▸ Work instructions
When a line below contains the string "this", show that line.

Records from a collection:
::::::::

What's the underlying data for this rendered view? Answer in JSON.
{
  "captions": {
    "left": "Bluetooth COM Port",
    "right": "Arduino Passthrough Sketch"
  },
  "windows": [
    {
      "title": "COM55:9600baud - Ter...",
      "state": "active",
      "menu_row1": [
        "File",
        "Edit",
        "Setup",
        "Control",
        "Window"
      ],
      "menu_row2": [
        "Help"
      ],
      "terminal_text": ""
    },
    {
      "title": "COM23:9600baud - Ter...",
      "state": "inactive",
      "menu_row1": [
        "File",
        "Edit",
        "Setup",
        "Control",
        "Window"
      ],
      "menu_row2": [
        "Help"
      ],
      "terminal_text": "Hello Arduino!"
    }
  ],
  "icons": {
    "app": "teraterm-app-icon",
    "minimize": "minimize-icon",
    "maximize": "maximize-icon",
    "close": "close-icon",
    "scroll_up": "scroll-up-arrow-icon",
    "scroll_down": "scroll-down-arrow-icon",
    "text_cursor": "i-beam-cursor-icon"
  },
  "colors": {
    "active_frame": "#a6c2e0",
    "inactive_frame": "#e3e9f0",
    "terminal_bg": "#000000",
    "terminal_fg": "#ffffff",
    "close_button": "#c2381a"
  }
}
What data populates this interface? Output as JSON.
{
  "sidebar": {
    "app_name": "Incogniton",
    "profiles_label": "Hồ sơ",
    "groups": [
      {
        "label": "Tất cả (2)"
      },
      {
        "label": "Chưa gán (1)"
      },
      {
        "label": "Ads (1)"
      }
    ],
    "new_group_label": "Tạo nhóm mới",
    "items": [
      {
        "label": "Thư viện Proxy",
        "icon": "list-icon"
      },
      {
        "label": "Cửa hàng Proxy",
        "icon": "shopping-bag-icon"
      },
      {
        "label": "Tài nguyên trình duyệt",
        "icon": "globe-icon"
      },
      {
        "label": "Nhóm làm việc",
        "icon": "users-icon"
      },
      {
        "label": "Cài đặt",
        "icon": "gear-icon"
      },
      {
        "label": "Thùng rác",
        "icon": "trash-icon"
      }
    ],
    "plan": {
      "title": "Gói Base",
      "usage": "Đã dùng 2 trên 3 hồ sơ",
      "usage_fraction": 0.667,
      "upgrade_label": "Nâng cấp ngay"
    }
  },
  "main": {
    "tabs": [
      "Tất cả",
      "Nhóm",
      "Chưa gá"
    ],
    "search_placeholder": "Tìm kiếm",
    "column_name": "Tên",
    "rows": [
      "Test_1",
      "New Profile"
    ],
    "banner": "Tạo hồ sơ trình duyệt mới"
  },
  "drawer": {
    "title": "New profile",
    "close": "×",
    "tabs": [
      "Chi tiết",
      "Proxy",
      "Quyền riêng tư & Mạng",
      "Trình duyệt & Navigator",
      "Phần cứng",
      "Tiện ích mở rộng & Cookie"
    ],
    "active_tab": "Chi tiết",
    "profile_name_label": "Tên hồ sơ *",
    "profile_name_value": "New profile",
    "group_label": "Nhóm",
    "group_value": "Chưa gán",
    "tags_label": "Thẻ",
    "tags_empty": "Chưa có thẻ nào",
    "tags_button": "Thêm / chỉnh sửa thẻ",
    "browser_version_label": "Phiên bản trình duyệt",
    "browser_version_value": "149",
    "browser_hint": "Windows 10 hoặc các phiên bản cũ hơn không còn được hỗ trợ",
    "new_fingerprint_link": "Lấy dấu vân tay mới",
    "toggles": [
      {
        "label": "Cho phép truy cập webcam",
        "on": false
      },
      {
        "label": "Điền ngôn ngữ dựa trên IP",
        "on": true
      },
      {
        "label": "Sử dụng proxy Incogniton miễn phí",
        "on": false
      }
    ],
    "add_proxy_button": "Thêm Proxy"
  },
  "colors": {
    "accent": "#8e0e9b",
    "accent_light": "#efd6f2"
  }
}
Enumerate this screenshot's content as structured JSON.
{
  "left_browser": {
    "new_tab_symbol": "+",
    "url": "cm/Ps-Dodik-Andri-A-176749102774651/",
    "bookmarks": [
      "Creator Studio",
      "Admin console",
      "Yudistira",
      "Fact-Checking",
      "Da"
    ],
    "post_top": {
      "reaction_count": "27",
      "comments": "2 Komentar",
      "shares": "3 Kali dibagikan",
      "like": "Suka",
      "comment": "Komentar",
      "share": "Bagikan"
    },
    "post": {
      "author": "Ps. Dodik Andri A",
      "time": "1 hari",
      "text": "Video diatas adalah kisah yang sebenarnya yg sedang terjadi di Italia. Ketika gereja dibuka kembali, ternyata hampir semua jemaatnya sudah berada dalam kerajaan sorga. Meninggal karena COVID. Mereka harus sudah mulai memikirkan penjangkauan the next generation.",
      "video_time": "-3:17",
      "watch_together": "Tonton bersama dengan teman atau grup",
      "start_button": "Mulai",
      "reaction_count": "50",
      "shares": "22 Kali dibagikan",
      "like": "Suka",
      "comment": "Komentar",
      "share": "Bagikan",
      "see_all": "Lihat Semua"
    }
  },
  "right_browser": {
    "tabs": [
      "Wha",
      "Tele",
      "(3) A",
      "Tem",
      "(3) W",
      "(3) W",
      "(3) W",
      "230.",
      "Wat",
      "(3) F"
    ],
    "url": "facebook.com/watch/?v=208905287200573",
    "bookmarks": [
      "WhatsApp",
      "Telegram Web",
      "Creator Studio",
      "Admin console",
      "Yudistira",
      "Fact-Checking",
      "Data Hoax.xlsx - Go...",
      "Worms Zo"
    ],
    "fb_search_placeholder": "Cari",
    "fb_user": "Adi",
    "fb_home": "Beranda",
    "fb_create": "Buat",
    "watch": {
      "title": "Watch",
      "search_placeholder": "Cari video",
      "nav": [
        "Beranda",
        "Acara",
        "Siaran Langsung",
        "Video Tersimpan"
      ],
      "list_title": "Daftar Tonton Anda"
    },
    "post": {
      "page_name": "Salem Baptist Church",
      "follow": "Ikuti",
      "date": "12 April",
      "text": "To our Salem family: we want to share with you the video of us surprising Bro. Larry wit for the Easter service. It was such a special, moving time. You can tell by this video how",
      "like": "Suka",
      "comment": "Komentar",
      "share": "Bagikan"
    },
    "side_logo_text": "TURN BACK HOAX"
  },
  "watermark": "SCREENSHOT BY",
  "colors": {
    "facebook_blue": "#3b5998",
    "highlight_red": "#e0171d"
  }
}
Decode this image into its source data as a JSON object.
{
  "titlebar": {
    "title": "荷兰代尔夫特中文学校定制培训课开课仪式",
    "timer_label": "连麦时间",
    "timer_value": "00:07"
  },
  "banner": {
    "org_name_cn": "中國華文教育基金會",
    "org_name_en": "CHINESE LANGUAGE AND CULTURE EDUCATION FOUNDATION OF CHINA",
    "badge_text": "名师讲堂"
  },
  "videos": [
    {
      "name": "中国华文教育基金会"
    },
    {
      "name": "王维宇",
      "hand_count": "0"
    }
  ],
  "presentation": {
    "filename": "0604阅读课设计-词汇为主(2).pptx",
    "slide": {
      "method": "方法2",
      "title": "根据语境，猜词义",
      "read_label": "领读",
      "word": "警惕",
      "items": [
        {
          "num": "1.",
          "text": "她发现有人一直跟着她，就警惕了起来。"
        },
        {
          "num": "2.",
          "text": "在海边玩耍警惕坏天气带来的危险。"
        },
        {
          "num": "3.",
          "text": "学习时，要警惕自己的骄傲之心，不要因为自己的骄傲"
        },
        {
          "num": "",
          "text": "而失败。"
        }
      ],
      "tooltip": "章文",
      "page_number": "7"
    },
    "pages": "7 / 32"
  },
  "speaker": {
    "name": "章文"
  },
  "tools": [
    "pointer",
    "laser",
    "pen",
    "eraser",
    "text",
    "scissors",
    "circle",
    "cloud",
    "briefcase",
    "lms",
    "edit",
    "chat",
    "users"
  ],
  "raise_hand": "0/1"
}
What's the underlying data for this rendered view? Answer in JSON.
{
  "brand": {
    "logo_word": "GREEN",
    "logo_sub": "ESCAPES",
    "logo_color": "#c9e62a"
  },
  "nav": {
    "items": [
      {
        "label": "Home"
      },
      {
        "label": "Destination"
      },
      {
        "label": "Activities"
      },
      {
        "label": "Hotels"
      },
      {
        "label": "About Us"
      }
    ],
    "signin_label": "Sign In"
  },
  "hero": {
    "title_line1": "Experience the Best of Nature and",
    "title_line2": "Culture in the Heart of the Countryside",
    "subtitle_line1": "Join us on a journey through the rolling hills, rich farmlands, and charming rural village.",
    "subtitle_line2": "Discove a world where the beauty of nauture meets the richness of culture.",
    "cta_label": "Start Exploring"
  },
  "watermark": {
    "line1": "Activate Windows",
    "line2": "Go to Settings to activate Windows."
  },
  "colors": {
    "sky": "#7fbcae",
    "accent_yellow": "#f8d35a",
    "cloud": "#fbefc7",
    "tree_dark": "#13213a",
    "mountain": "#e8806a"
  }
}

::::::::

▸ Answer below
What's the underlying data for this rendered view? Answer in JSON.
What data populates this interface? Output as JSON.
Enumerate this screenshot's content as structured JSON.
      "text": "To our Salem family: we want to share with you the video of us surprising Bro. Larry wit for the Easter service. It was such a special, moving time. You can tell by this video how",
Decode this image into its source data as a JSON object.
What's the underlying data for this rendered view? Answer in JSON.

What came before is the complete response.